Among the lines of the records, find all that carry the word "THERMISTOR" and copy them.

> [Data for this task]
-- Opening Marker --

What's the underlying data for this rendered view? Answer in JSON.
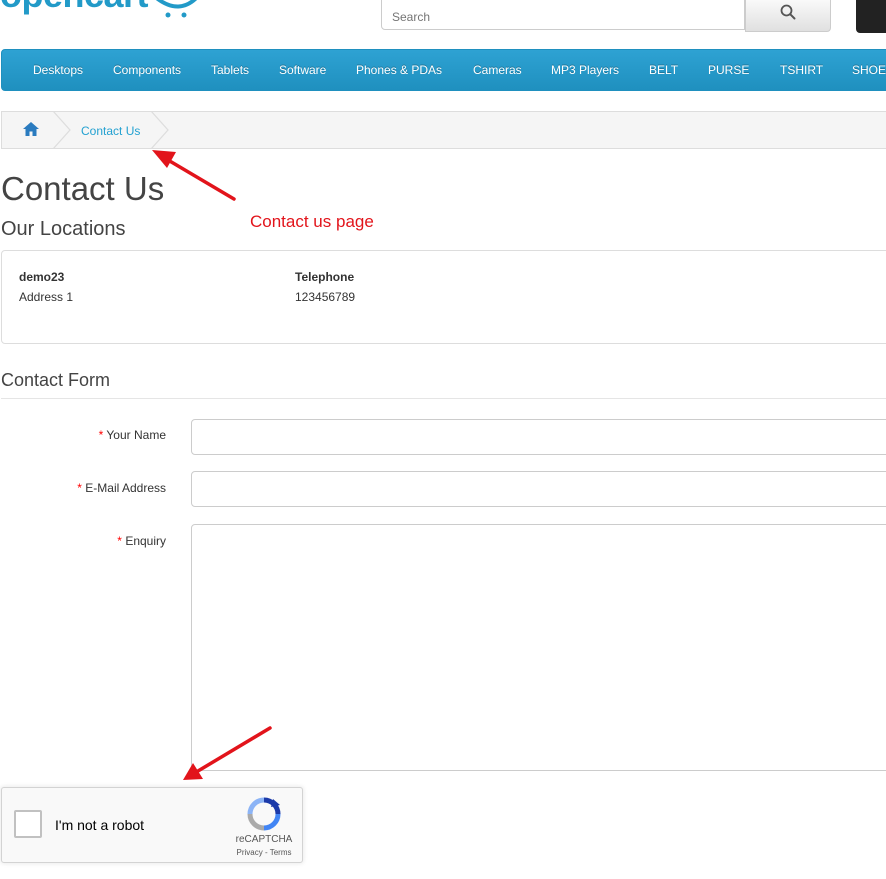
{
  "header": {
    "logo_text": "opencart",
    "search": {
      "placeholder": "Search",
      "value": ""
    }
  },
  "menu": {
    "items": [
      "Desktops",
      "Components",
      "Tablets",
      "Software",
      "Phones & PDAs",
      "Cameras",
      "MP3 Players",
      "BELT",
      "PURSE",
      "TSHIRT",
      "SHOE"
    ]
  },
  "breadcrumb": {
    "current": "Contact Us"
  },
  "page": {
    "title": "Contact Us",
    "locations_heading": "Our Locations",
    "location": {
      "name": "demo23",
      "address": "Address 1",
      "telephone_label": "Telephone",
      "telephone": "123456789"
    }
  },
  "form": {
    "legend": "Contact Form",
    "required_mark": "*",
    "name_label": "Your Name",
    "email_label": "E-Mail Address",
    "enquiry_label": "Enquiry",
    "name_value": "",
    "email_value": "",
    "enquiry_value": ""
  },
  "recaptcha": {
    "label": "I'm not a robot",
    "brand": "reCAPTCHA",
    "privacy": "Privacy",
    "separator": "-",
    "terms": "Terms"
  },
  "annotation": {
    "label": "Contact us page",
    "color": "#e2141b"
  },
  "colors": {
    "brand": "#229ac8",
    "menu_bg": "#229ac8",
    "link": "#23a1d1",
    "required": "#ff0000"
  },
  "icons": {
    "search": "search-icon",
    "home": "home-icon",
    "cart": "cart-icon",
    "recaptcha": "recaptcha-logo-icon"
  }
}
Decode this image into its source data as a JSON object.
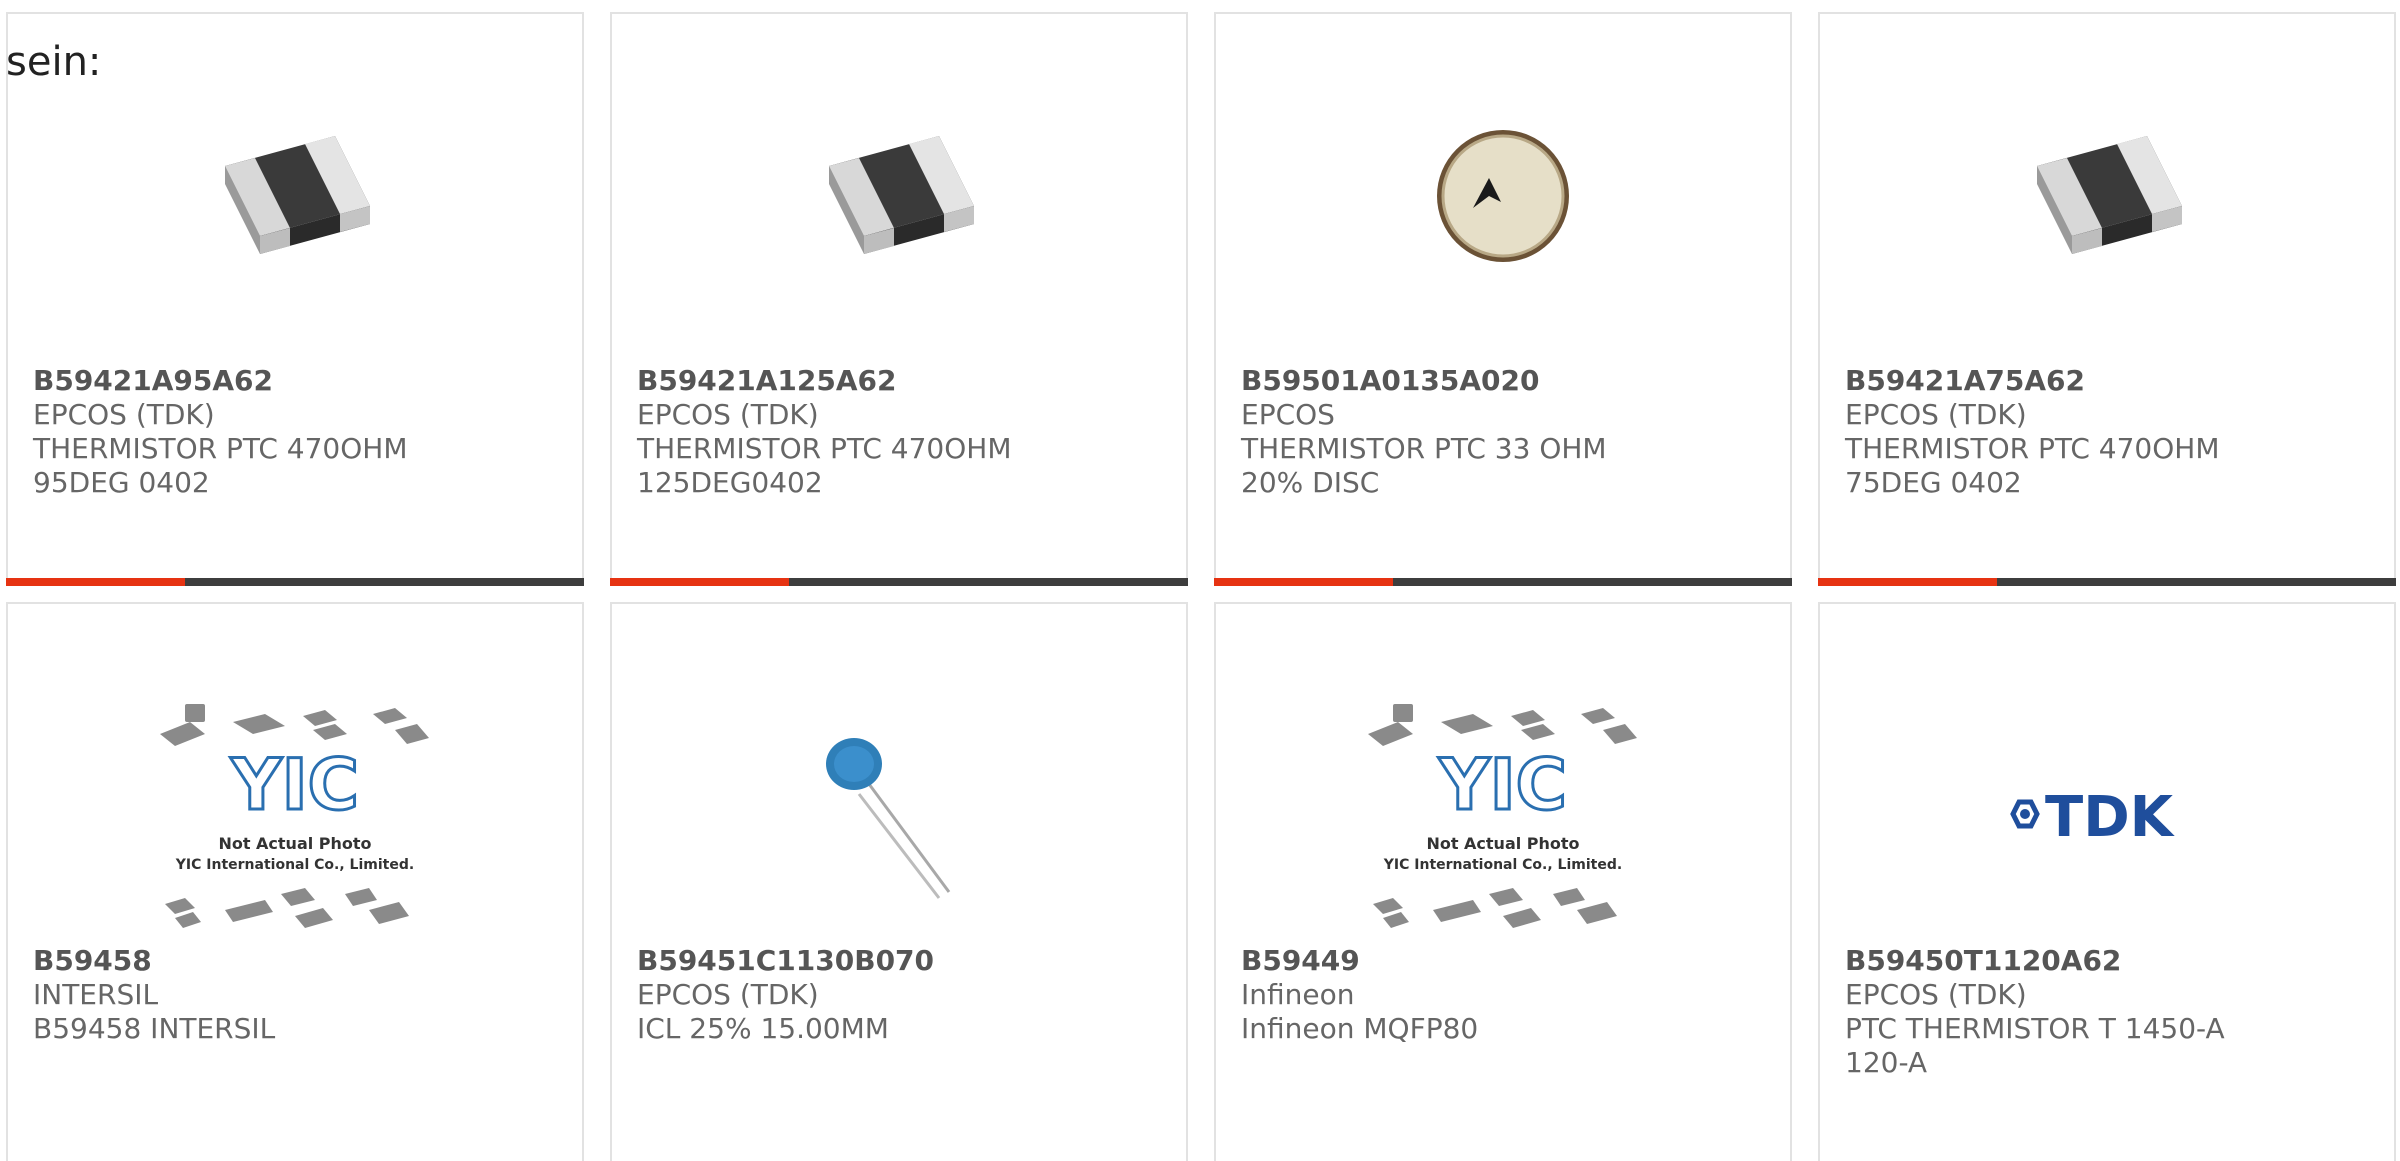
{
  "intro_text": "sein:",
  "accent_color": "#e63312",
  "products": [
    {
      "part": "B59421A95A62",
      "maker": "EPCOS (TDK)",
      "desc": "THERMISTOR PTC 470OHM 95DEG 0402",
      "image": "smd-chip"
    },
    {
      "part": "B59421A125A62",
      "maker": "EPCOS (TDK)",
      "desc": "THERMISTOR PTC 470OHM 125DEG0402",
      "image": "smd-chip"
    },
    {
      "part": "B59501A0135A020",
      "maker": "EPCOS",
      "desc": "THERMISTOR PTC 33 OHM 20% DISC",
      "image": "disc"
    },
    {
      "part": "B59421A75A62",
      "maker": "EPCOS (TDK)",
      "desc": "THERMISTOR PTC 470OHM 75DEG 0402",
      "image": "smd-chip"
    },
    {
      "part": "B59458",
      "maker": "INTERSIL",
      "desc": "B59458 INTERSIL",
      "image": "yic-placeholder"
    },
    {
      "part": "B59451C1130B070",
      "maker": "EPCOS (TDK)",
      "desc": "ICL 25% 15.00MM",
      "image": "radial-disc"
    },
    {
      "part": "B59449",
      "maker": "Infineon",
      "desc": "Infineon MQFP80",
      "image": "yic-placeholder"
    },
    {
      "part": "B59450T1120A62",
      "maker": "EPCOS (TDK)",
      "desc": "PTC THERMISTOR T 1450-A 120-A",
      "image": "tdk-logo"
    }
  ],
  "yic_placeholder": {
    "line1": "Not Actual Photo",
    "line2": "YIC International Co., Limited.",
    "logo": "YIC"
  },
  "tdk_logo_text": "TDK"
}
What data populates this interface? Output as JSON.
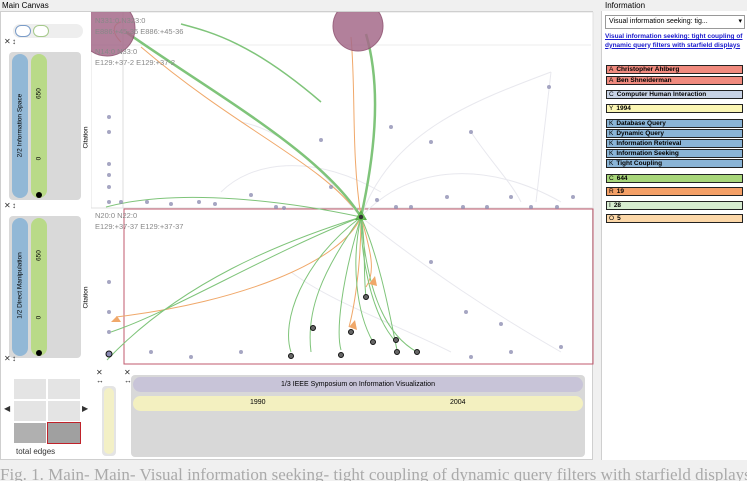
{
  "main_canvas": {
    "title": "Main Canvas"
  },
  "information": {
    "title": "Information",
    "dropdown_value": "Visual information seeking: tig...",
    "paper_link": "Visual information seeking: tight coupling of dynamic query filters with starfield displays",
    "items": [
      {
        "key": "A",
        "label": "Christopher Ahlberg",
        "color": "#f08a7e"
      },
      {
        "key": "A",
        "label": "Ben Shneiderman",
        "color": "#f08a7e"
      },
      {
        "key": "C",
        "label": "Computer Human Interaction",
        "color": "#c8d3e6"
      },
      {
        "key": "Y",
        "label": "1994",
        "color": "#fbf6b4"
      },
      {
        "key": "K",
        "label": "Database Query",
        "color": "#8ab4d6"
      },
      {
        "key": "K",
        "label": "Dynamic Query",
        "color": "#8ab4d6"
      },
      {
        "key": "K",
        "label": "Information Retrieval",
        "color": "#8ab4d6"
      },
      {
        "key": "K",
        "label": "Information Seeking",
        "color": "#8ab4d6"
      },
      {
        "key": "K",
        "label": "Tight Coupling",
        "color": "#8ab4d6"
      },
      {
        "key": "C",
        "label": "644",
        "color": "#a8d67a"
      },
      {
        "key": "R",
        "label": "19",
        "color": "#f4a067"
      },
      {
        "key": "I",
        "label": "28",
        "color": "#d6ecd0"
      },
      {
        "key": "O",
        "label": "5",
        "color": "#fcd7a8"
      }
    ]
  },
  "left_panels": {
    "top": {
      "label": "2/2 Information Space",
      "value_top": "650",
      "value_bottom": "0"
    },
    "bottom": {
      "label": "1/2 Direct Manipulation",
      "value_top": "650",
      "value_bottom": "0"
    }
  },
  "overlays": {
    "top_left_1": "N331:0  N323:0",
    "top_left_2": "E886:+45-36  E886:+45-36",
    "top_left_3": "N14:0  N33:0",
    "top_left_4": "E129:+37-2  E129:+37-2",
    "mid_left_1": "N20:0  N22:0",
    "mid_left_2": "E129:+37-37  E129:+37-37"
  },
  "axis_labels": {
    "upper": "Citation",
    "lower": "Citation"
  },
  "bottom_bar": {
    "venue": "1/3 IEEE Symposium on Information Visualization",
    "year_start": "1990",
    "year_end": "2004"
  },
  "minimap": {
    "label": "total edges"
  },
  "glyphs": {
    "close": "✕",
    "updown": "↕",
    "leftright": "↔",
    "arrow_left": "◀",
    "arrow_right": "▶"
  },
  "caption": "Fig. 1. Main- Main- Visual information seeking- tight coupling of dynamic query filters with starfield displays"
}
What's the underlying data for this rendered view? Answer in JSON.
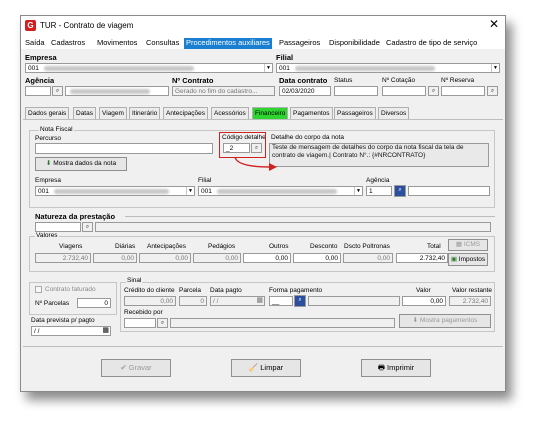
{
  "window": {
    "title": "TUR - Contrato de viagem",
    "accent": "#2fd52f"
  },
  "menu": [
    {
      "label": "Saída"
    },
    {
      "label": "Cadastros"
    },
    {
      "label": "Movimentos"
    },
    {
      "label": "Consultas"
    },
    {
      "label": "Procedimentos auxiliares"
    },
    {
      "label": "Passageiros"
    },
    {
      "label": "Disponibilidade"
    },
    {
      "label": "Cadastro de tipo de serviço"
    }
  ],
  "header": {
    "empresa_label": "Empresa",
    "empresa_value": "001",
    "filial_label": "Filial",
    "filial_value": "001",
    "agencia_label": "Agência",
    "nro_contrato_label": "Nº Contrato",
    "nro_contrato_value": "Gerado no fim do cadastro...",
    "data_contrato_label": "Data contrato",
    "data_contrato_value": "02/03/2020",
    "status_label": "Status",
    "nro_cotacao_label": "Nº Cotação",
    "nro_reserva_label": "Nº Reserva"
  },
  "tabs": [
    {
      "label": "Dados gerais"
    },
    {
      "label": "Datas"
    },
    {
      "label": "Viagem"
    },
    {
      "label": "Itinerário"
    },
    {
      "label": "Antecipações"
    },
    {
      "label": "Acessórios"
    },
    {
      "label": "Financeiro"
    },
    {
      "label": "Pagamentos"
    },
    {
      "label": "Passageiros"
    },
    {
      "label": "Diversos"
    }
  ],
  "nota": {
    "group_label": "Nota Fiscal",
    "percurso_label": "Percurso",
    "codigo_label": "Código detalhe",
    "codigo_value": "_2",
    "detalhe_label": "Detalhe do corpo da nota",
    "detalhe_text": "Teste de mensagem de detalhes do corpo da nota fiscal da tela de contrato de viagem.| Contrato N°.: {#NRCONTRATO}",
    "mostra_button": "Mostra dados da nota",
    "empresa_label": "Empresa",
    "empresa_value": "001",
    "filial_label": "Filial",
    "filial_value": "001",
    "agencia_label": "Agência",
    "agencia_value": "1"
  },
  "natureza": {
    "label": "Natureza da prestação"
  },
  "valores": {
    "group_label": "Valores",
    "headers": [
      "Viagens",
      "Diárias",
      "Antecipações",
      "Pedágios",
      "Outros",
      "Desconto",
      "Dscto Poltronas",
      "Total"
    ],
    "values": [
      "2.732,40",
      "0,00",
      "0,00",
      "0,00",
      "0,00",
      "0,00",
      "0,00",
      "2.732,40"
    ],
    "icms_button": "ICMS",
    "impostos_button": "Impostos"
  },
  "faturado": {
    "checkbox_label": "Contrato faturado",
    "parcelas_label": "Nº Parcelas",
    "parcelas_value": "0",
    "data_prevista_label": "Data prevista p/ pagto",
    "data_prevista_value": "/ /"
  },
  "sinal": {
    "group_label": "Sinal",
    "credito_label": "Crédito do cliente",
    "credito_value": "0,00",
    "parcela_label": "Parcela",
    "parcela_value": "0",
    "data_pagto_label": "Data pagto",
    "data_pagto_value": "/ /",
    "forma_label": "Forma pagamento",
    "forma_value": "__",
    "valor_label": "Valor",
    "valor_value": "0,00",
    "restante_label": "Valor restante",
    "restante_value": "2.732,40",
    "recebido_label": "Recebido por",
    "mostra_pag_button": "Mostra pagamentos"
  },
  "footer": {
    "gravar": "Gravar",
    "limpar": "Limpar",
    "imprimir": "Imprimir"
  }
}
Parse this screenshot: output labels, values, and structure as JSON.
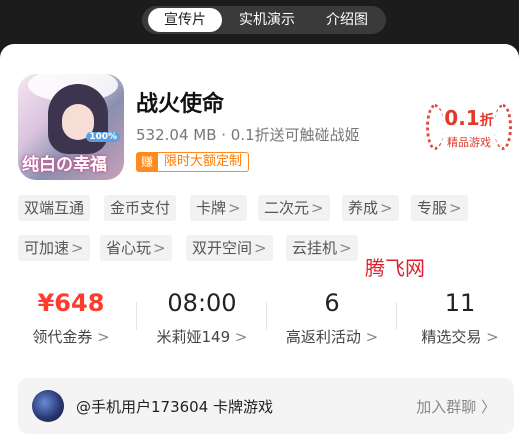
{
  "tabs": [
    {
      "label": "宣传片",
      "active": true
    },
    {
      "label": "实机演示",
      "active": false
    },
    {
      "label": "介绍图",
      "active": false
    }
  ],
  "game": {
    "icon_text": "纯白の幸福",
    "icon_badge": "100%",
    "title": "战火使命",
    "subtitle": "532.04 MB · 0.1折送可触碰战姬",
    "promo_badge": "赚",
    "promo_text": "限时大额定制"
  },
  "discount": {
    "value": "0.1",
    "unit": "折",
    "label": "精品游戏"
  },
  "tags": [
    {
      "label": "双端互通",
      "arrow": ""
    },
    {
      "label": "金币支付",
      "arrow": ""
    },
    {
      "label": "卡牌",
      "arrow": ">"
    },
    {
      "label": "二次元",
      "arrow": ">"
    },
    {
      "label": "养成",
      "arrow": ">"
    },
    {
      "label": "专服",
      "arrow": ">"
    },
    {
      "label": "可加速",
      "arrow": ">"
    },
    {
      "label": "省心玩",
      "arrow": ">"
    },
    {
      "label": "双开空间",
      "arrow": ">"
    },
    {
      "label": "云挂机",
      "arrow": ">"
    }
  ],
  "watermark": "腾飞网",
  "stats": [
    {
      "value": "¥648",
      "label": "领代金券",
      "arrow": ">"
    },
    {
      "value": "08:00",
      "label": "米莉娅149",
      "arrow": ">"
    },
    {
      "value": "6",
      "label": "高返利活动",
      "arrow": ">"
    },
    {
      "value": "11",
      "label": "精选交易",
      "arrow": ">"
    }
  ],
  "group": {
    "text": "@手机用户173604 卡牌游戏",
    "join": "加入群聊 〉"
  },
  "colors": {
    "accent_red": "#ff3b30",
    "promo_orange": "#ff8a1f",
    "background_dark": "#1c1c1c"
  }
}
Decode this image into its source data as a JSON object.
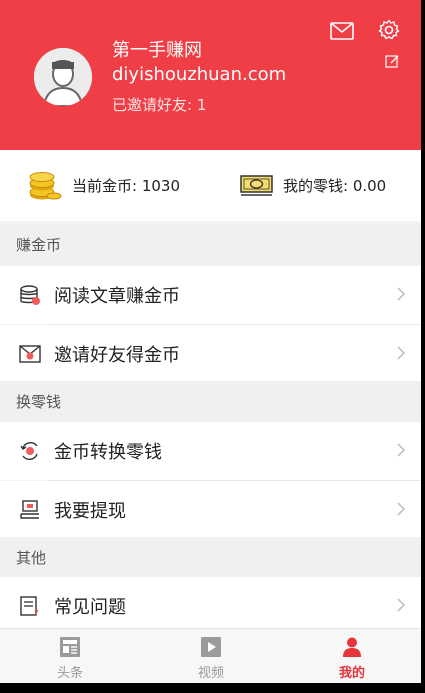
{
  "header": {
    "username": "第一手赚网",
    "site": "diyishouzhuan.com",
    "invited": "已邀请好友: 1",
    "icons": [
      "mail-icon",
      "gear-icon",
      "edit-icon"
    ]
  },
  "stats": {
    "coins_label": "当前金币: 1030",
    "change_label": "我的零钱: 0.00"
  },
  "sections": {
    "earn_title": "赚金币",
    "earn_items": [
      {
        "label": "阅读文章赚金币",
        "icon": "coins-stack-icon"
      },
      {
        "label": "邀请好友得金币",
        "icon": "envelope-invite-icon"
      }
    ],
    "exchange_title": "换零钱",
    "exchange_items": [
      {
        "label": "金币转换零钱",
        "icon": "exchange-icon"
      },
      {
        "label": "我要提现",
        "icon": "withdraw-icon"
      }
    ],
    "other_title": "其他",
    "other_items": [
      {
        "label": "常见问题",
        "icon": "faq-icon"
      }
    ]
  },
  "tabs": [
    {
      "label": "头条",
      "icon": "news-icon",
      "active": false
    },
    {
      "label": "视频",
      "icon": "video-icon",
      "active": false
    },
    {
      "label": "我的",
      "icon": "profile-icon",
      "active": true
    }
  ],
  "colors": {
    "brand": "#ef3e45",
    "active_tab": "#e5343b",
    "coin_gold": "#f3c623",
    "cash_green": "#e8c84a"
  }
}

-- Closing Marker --

> [Result of this task]
      "desc": "THERMISTOR PTC 470OHM 95DEG 0402",
      "desc": "THERMISTOR PTC 470OHM 125DEG0402",
      "desc": "THERMISTOR PTC 33 OHM 20% DISC",
      "desc": "THERMISTOR PTC 470OHM 75DEG 0402",
      "desc": "PTC THERMISTOR T 1450-A 120-A",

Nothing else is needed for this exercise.